The story is all too familiar. Michael Morton, a Texas father, served almost 24 years in prison for a crime–a brutal murder of his beloved wife–that he did not commit. He was freed after DNA testing indicated he was not the killer.
While pleased to have his freedom, Morton believes that there was willful misconduct om the part of the prosecutor for his case. And he is doing something about it.
Morton is pressing for tougher penalties for prosecutors who withhold evidence. He recognizes that nothing can change what transpired in his case, but wants to prevent similar situations from happening to others.
Michael Morton was convicted in the fatal beating of his wife Christine in 1986 by a prosecutor who Morton and his attorneys believe knowingly withheld key evidence. Morton was exonerated last October, after DNA evidence cleared him and pointed to another man who is now charged in the murder and is implicated in a similar slaying in 1988. Morton was freed with the assistance of the Innocence Project.
Though Morton was awarded $2 million for his wrongful conviction under Texas’ compensation law, Morton says that his fight is not over. He plans to meet with Texas lawmakers and State Bar officials to use his high profile case as an example of the need for accountability in cases where prosecutors withhold evidence and obstruct the proper delivery of justice.
Texas has had more former inmates be exonerated than any other state.
The prosecutor in Michael Morton’s case was Ken Anderson, now a Texas judge. Morton contends that Anderson, as well as the investigators in his case, were so determined to find Morton guilty in his wife’s death that they failed to present critical evidence that would have, at the very least, provide significant doubt of his guilt.

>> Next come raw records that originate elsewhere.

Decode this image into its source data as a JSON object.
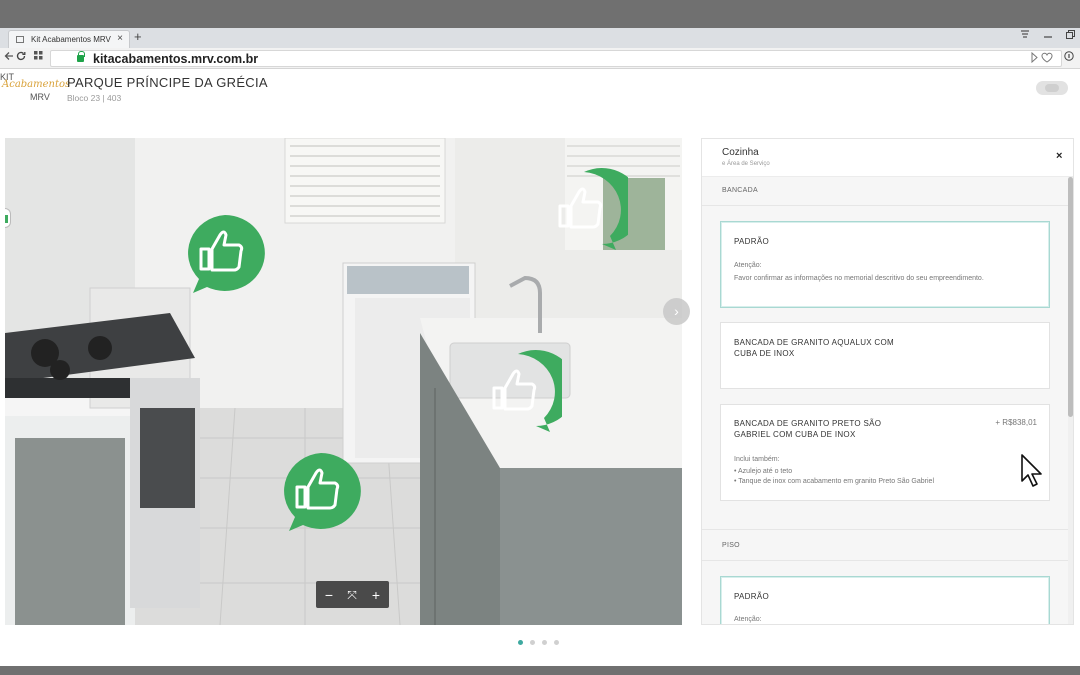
{
  "browser": {
    "tab_title": "Kit Acabamentos MRV",
    "tab_close": "×",
    "new_tab": "+",
    "url": "kitacabamentos.mrv.com.br"
  },
  "header": {
    "logo_kit": "KIT",
    "logo_script": "Acabamentos",
    "logo_mrv": "MRV",
    "project_title": "PARQUE PRÍNCIPE DA GRÉCIA",
    "project_subtitle": "Bloco 23 | 403"
  },
  "viewer": {
    "hotspots": [
      "thumbs-up",
      "thumbs-up",
      "thumbs-up",
      "thumbs-up"
    ],
    "next_arrow": "›",
    "zoom_out": "−",
    "fullscreen": "⤧",
    "zoom_in": "+",
    "hotspot_color": "#3eab5f",
    "pagination": {
      "count": 4,
      "active": 0
    }
  },
  "panel": {
    "room": "Cozinha",
    "room_sub": "e Área de Serviço",
    "close": "×",
    "sections": [
      {
        "label": "BANCADA",
        "options": [
          {
            "title": "PADRÃO",
            "note_label": "Atenção:",
            "note": "Favor confirmar as informações no memorial descritivo do seu empreendimento.",
            "selected": true
          },
          {
            "title_line1": "BANCADA DE GRANITO AQUALUX COM",
            "title_line2": "CUBA DE INOX"
          },
          {
            "title_line1": "BANCADA DE GRANITO PRETO SÃO",
            "title_line2": "GABRIEL COM CUBA DE INOX",
            "price": "+ R$838,01",
            "includes_label": "Inclui também:",
            "includes": [
              "• Azulejo até o teto",
              "• Tanque de inox com acabamento em granito Preto São Gabriel"
            ]
          }
        ]
      },
      {
        "label": "PISO",
        "options": [
          {
            "title": "PADRÃO",
            "note_label": "Atenção:"
          }
        ]
      }
    ]
  }
}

Included in the evidence not provided in the case were statements from Morton’s son Eric, who was 3-years old and at home with his mother when the murder took place. Eric Morton told his grandmother that he saw his mother being murdered and that his father wasn’t responsible. Additionally, a neighbor of the Morton family described in detail a man parking a green van near the Morton home, then walk across a wooded area behind the residence.
A special prosecutor is currently investigating the claims that Ken Anderson hid evidence.
In a 90-minute conversation with the AP concerning his case, Morton stated, “We want to tell prosecutors, `Just play fair, follow the rules, obey the law. I’m not a lawyer, but I’ve been around a whole bunch of them lately. They can do this and we can help get the Legislature to make it doable, too.”
Morton went on to say, “This was intentional. This wasn’t a slip of the tongue or a typo.”
Ken Anderson’s attorney, Eric Nichols, responded to Morton’s claims and the current investigation into the alleged misconduct of then-prospector Anderson.
“It is a terrible tragedy that Mr. Morton served over 24 years for a crime that he apparently did not commit and Judge Anderson has recognized the enormity of that tragedy. But the fact that Mr. Morton was tried based on the evidence that was available at the time does not mean that there was prosecutorial misconduct.”
In September, Ken Anderson Anderson will face a proceeding called a “court of inquiry,” where it is possible that court officials may face sanctions.